This business became very real to me. I started thinking that I could open a winery one day. I put together a really great crisis plan for this winery dealing with everything from customer intoxication to wine taint. I couldn’t stop. It was great fun.
If possible, I try to be practical in my efforts. In this way I like to take a course requirement and turn it into something that I could use one day. Now, I have never made a batch of wine, but I will when the semester is over. I may never open a winery, but maybe I will. I had a great romance with this idea as I developed this crisis plan. It was a really fun assignment.
Coming home after a vacation is analogous to hangover. While you were having fun, you gave little thought of tomorrow. Then the morning comes and while you are reaching for the aspirin and the Visine, you regret the spirits of the night before.
The time change is only fun when you gain time. Not when you lose it. Thus, on the day we left we were on Arizona time all day and got in too late at night to feel rested the next day. For two days, my house looked like the aftermath of a hurricane sight. Maria (my imaginary maid) has inconveniently taken a sabbatical. My house is less welcoming to me when it is a disaster. For days, I had a total disinterest in tidying it up.
It took me all weekend to get that motivation.
So let’s assess the damage of the Arizona hangover:
- An unkempt house. An unkempt mom / wife. All weekend, I looked worse than my living room, which by the way was decorated in luggage that has been opened and rummaged through in a fitful attempt to fish out needed items. I had to laugh when I thought of my last post. It was all nostalgic about my desire to return home.
- Neglected pets. I think one or both of the hermit crabs did not fare well being on their own for a week. I am contemplating on whether to conduct a private investigation and subsequent funeral when my son is at school. The last hermit crab funeral was awful. I was not ready to face the questions about heaven and God again today. Maybe he’ll just forget about his little shelled pets.
- A weary child. For two days, son came home with bloodshot eyes, a head he couldn’t hold upright and a wad of homework that made my stomach flip. It was all due today. All of my neglected housework and his schoolwork had to be immediately attended to. The weekend was a blast.
- Mail, mail, mail. Bills, bills, bills.
So I am finally starting to feel a bit better. At least his homework is done and my living room is… well livable again.

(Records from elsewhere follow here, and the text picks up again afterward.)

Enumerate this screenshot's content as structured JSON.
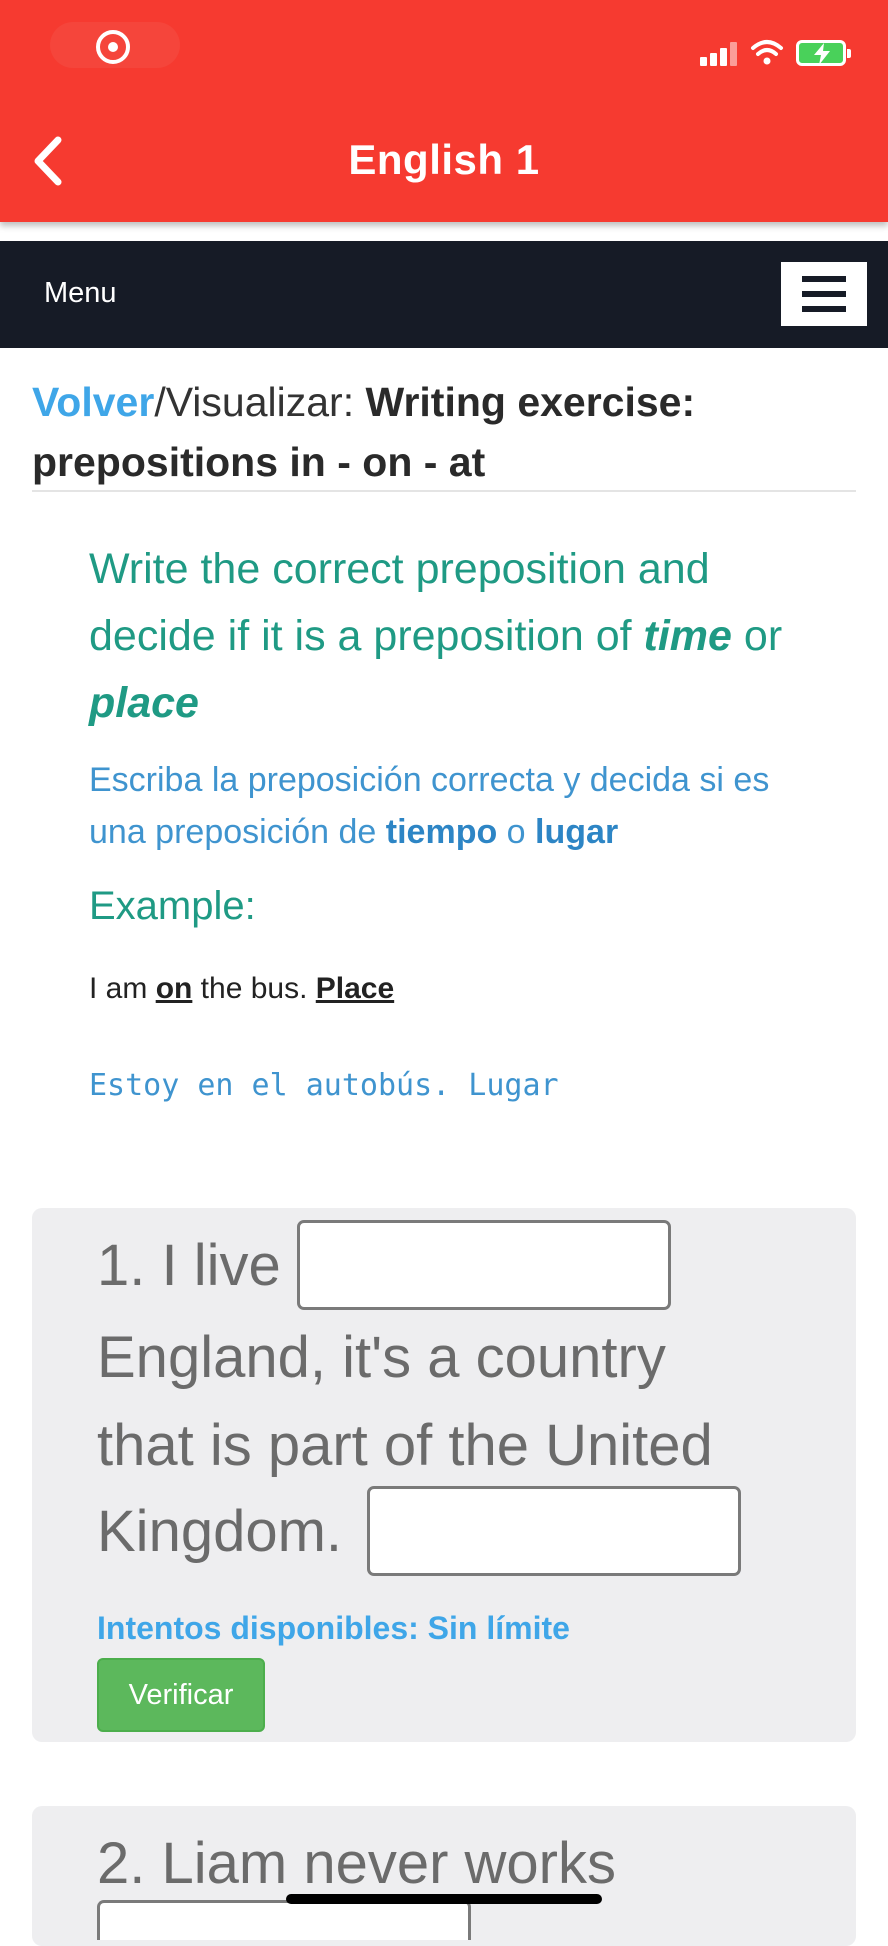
{
  "header": {
    "title": "English 1",
    "color": "#f63a30"
  },
  "status_bar": {
    "icons": [
      "screen-record-icon",
      "cellular-signal-icon",
      "wifi-icon",
      "battery-charging-icon"
    ]
  },
  "menubar": {
    "label": "Menu"
  },
  "breadcrumb": {
    "back_link": "Volver",
    "separator": "/Visualizar: ",
    "title": "Writing exercise: prepositions in - on - at"
  },
  "instructions": {
    "en_prefix": "Write the correct preposition and decide if it is a preposition of ",
    "en_time": "time",
    "en_or": " or ",
    "en_place": "place",
    "es_prefix": "Escriba la preposición correcta y decida si es una preposición de ",
    "es_tiempo": "tiempo",
    "es_o": " o ",
    "es_lugar": "lugar"
  },
  "example": {
    "heading": "Example:",
    "en_part1": "I am ",
    "en_prep": "on",
    "en_part2": " the bus. ",
    "en_type": "Place",
    "es_sentence": "Estoy en el autobús. Lugar"
  },
  "questions": [
    {
      "line1": "1. I live",
      "line2": "England, it's a country",
      "line3": "that is part of the United",
      "line4": "Kingdom.",
      "input1_value": "",
      "input2_value": "",
      "attempts": "Intentos disponibles: Sin límite",
      "verify_label": "Verificar"
    },
    {
      "line1": "2. Liam never works"
    }
  ]
}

Next task for me is to just get caught up on the bills today, go to class and then make a list of all the things I need to do for my school to get myself back on track. Sounds lovely.
I really adjusted gracefully to the return home. Can’t you tell?
Despite the Arizona hangover, it was still so worth it.
This trip was an amazing once in a lifetime experience. I am so grateful to my in-laws to have given it to me and sacrifice their time and their gas to let me experience it.
It is time to leave. I must confess that I am a bit excited to get home.
We all complain of the “daily grind” but I am looking forward to it. I love the life that we have built for ourselves in New York, with our modest home that is decorated with pictures and trinkets of our experiences together and now joined by our wonderful son. I like the routine of our life and look forward to getting back to it.
Arizona is by far one of the most beautiful places I have ever been to and I am happy to have been here. I feel enriched by the experience.
So I am sad to leave it behind, knowing full well that I will not be back again for a very long time. I am comforted by the fact that tomorrow night at this time; I will be resting in my soft bed with my clean sheets hugging my big, burly man next to me.
Just like Dorothy, I know that no matter where I go there is no place like home.